Overexpression of CYP2J2 provides protection against doxorubicin-induced cardiotoxicity.
Faculty of Pharmacy and Pharmaceutical Sciences, University of Alberta, Edmonton, Alberta, Canada.

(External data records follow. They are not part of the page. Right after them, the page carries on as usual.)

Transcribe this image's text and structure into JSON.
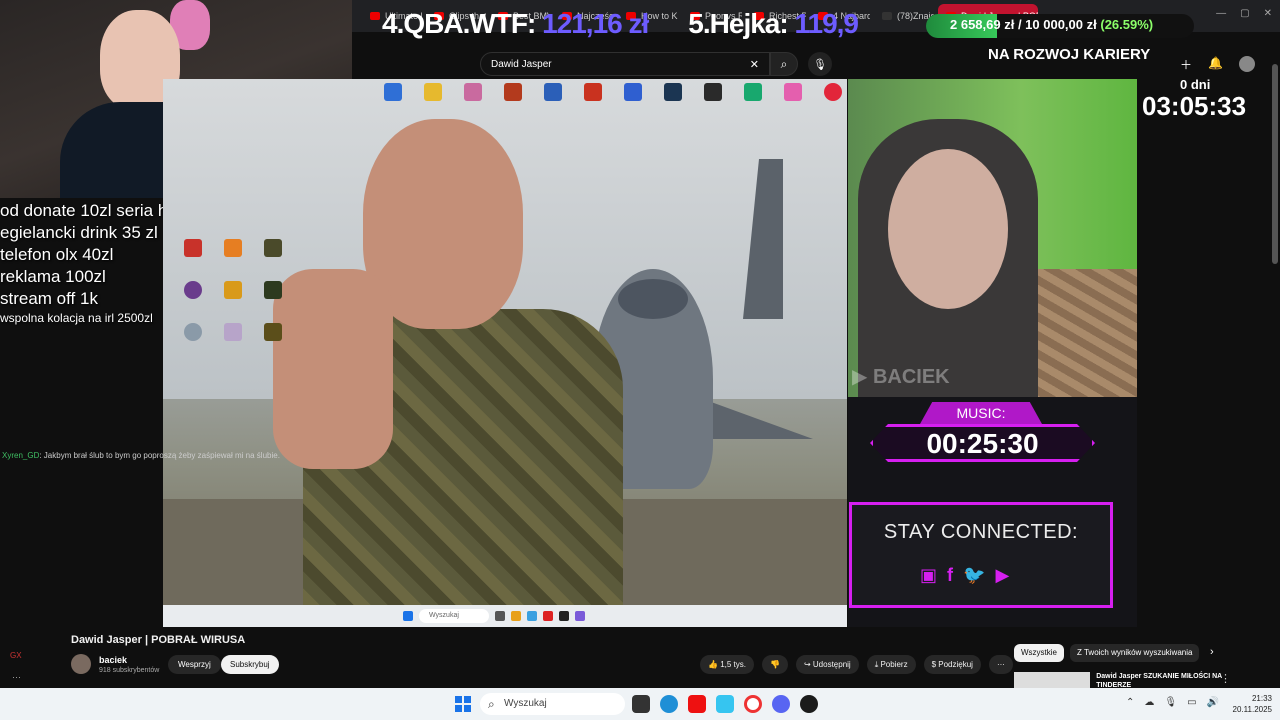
{
  "browser": {
    "tabs": [
      "Ultimate P...",
      "Clips that ...",
      "Best BMW I...",
      "Najczęściej...",
      "How to Kr...",
      "Poor vs Ric...",
      "Richest Pe...",
      "4 Najbardz...",
      "(78)Znajdź...",
      "Dawid Jasper | POBR..."
    ],
    "window_controls": [
      "—",
      "▢",
      "✕"
    ]
  },
  "overlay": {
    "rank4_label": "4.QBA.WTF:",
    "rank4_value": "121,16 zł",
    "rank5_label": "5.Hejka:",
    "rank5_value": "119,9",
    "goal_text": "2 658,69 zł / 10 000,00 zł",
    "goal_percent_text": "(26.59%)",
    "goal_fraction": 0.2659,
    "goal_title": "NA ROZWOJ KARIERY",
    "timer_days": "0 dni",
    "timer_clock": "03:05:33",
    "donations": [
      "od donate 10zl seria hantla 15 kg",
      "egielancki drink 35 zl",
      "telefon olx 40zl",
      "reklama 100zl",
      "stream off 1k"
    ],
    "donation_small": "wspolna kolacja na irl 2500zl",
    "chat_user": "Xyren_GD",
    "chat_text": ": Jakbym brał ślub to bym go poproszą żeby zaśpiewał mi na ślubie.",
    "music_label": "MUSIC:",
    "music_time": "00:25:30",
    "stay_connected": "STAY CONNECTED:",
    "cam_watermark": "▶ BACIEK"
  },
  "youtube": {
    "search_value": "Dawid Jasper",
    "video_title": "Dawid Jasper | POBRAŁ WIRUSA",
    "channel_name": "baciek",
    "channel_subs": "918 subskrybentów",
    "support_label": "Wesprzyj",
    "subscribe_label": "Subskrybuj",
    "likes": "1,5 tys.",
    "share_label": "Udostępnij",
    "download_label": "Pobierz",
    "thanks_label": "Podziękuj",
    "chip_all": "Wszystkie",
    "chip_results": "Z Twoich wyników wyszukiwania",
    "rec_title": "Dawid Jasper SZUKANIE MIŁOŚCI NA TINDERZE"
  },
  "video_desktop": {
    "search_text": "Wyszukaj"
  },
  "taskbar": {
    "search_placeholder": "Wyszukaj",
    "time": "21:33",
    "date": "20.11.2025"
  },
  "left_widgets": {
    "gx": "GX",
    "dots": "···"
  }
}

Human cytochrome P-450 (CYP)2J2 is abundant in heart and active in biosynthesis of epoxyeicosatrienoic acids (EETs). Recently, we demonstrated that these eicosanoid products protect myocardium from ischemia-reperfusion injury. The present study utilized transgenic (Tr) mice with cardiomyocyte-specific overexpression of human CYP2J2 to investigate protection toward toxicity resulting from acute (0, 5, or 15 mg/kg daily for 3 days, followed by 24-h recovery) or chronic (0, 1.5, or 3.0 mg/kg biweekly for 5 wk, followed by 2-wk recovery) doxorubicin (Dox) administration. Acute treatment resulted in marked elevations of serum lactate dehydrogenase and creatine kinase levels that were significantly greater in wild-type (WT) than CYP2J2 Tr mice. Acute treatment also resulted in less activation of stress response enzymes in CYP2J2 Tr mice (catalase 750% vs. 300% of baseline, caspase-3 235% vs. 165% of baseline in WT vs. CYP2J2 Tr mice). Moreover, CYP2J2 Tr hearts exhibited less Dox-induced cardiomyocytes apoptosis (measured by TUNEL) compared with WT hearts. After chronic treatment, comparable decreases in body weight were observed in WT and CYP2J2 Tr mice. However, cardiac function, assessed by measurement of fractional shortening with M-mode transthoracic echocardiography, was significantly higher in CYP2J2 Tr than WT hearts after chronic Dox treatment (WT 37 +/- 2%, CYP2J2 Tr 47 +/- 1%). WT mice also had larger increases in beta-myosin heavy chain and cardiac ankryin repeat protein compared with CYP2J2 Tr mice. CYP2J2 Tr hearts had a significantly higher rate of Dox metabolism than WT hearts (2.2 +/- 0.25 vs. 1.6 +/- 0.50 ng.min(-1).100 microg protein(-1)). In vitro data from H9c2 cells demonstrated that EETs attenuated Dox-induced mitochondrial damage. Together, these data suggest that cardiac-specific overexpression of CYP2J2 limited Dox-induced toxicity.